### WHAT YOU ARE ASKED TO DO
Your answer must be the listing repeated word for word, without its pictures.

### WORKING DATA
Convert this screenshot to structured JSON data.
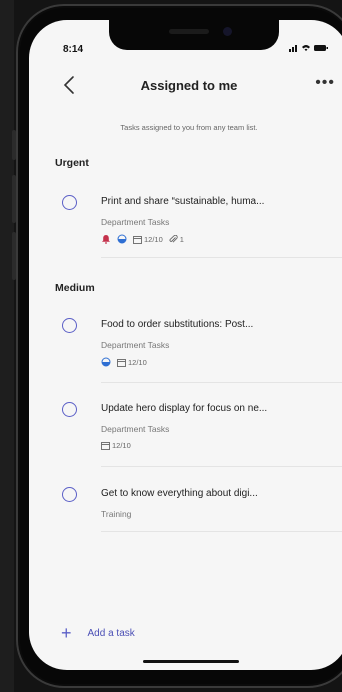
{
  "status_bar": {
    "time": "8:14"
  },
  "header": {
    "title": "Assigned to me",
    "subtitle": "Tasks assigned to you from any team list."
  },
  "sections": [
    {
      "title": "Urgent"
    },
    {
      "title": "Medium"
    }
  ],
  "tasks": [
    {
      "name": "Print and share “sustainable, huma...",
      "list": "Department Tasks",
      "date": "12/10",
      "attachments": "1"
    },
    {
      "name": "Food to order substitutions: Post...",
      "list": "Department Tasks",
      "date": "12/10"
    },
    {
      "name": "Update hero display for focus on ne...",
      "list": "Department Tasks",
      "date": "12/10"
    },
    {
      "name": "Get to know everything about digi...",
      "list": "Training"
    }
  ],
  "footer": {
    "add_label": "Add a task"
  },
  "colors": {
    "accent": "#5b5fc7",
    "urgent": "#c4314b",
    "progress": "#2f6fd3"
  },
  "icons": [
    "back-chevron-icon",
    "more-options-icon",
    "urgent-bell-icon",
    "half-progress-icon",
    "calendar-icon",
    "paperclip-icon",
    "plus-icon"
  ]
}
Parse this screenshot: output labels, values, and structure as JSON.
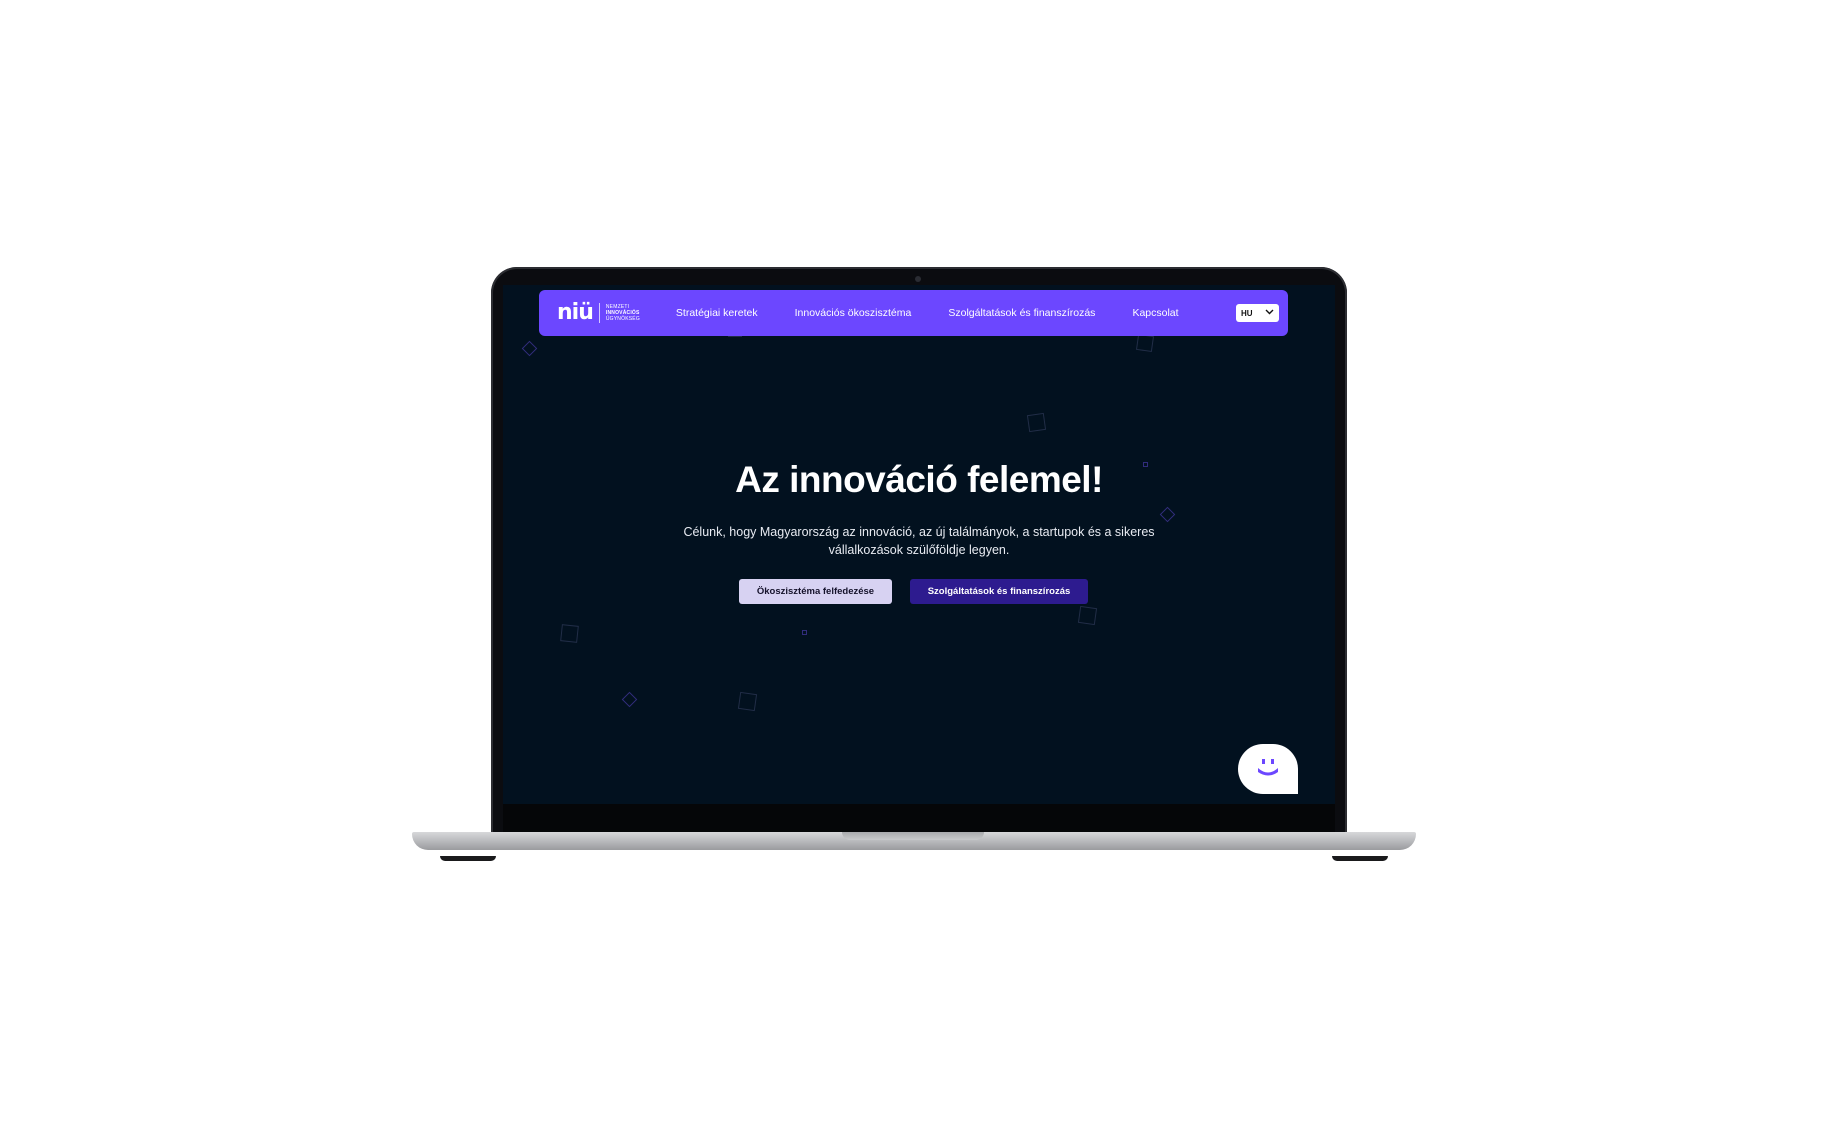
{
  "nav": {
    "logo_mark": "niü",
    "logo_lines": [
      "NEMZETI",
      "INNOVÁCIÓS",
      "ÜGYNÖKSÉG"
    ],
    "links": [
      "Stratégiai keretek",
      "Innovációs ökoszisztéma",
      "Szolgáltatások és finanszírozás",
      "Kapcsolat"
    ],
    "language": "HU"
  },
  "hero": {
    "title": "Az innováció felemel!",
    "subtitle_line1": "Célunk, hogy Magyarország az innováció, az új találmányok, a startupok és a sikeres",
    "subtitle_line2": "vállalkozások szülőföldje legyen.",
    "primary_button": "Ökoszisztéma felfedezése",
    "secondary_button": "Szolgáltatások és finanszírozás"
  },
  "colors": {
    "nav_bg": "#6c47ff",
    "screen_bg": "#02111f",
    "primary_button_bg": "#d7d2f2",
    "secondary_button_bg": "#2d1b8f"
  },
  "icons": {
    "chevron": "chevron-down-icon",
    "chat": "chat-bot-icon"
  }
}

### TASK OUTPUT
Convert this screenshot to structured JSON data.
{
  "status_bar": {
    "time": "8:14"
  },
  "header": {
    "title": "Assigned to me",
    "subtitle": "Tasks assigned to you from any team list."
  },
  "sections": [
    {
      "title": "Urgent"
    },
    {
      "title": "Medium"
    }
  ],
  "tasks": [
    {
      "name": "Print and share “sustainable, huma...",
      "list": "Department Tasks",
      "date": "12/10",
      "attachments": "1"
    },
    {
      "name": "Food to order substitutions: Post...",
      "list": "Department Tasks",
      "date": "12/10"
    },
    {
      "name": "Update hero display for focus on ne...",
      "list": "Department Tasks",
      "date": "12/10"
    },
    {
      "name": "Get to know everything about digi...",
      "list": "Training"
    }
  ],
  "footer": {
    "add_label": "Add a task"
  },
  "colors": {
    "accent": "#5b5fc7",
    "urgent": "#c4314b",
    "progress": "#2f6fd3"
  },
  "icons": [
    "back-chevron-icon",
    "more-options-icon",
    "urgent-bell-icon",
    "half-progress-icon",
    "calendar-icon",
    "paperclip-icon",
    "plus-icon"
  ]
}
Parse this screenshot: output labels, values, and structure as JSON.
{
  "nav": {
    "logo_mark": "niü",
    "logo_lines": [
      "NEMZETI",
      "INNOVÁCIÓS",
      "ÜGYNÖKSÉG"
    ],
    "links": [
      "Stratégiai keretek",
      "Innovációs ökoszisztéma",
      "Szolgáltatások és finanszírozás",
      "Kapcsolat"
    ],
    "language": "HU"
  },
  "hero": {
    "title": "Az innováció felemel!",
    "subtitle_line1": "Célunk, hogy Magyarország az innováció, az új találmányok, a startupok és a sikeres",
    "subtitle_line2": "vállalkozások szülőföldje legyen.",
    "primary_button": "Ökoszisztéma felfedezése",
    "secondary_button": "Szolgáltatások és finanszírozás"
  },
  "colors": {
    "nav_bg": "#6c47ff",
    "screen_bg": "#02111f",
    "primary_button_bg": "#d7d2f2",
    "secondary_button_bg": "#2d1b8f"
  },
  "icons": {
    "chevron": "chevron-down-icon",
    "chat": "chat-bot-icon"
  }
}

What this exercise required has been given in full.